Avowal, confession, CV, jobseekers,
While contemporary welfare processes have widely been analysed through the concepts of governmentality and pastoral power, this article diagnoses the dimension of confession or avowal within unemployment, job seeking and CV writing. This argument draws together the threads of Foucault’s work on confession within disciplinary institutions, around sexuality and genealogies of monasticism, adding the insights of writers in ‘economic theology’. Empirically the focus is on UK JobCentrePlus, whose governmentality is traced from laws and regulations, street-level forms, websites and CV advice. From the requirement of avowals of unemployment as a personal fault in interviews to professions of faith in oneself and the labour market, a distinctly confessional practice emerges – with the welfare officer as ‘pastor’ but with the market as the ultimate ‘test’ of worth. Furthermore, the pressure to transform the self through ‘telling the truth’ about oneself is taken as a normalising pressure which extends from the institutions of welfare across the labour market as a whole.

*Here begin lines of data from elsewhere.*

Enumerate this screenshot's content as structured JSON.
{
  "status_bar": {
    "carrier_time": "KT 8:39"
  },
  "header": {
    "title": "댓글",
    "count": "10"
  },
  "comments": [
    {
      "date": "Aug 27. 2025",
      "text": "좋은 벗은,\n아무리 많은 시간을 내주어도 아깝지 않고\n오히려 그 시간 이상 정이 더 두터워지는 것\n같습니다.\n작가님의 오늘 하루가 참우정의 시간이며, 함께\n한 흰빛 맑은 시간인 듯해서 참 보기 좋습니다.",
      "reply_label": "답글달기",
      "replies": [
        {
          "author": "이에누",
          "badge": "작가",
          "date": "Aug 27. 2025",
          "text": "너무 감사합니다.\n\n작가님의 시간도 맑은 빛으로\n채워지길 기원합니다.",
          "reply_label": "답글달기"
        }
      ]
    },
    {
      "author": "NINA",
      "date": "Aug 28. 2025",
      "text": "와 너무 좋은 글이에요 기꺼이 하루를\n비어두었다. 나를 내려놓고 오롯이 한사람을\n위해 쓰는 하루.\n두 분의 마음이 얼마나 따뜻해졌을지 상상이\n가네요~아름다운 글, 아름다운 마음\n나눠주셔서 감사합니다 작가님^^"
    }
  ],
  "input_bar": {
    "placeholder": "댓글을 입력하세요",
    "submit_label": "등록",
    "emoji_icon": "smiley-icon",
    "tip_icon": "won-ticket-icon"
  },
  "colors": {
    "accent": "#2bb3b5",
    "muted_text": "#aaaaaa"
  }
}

In conclusion, the demand for self-transformation and the insistence on tests within modernity is problematised.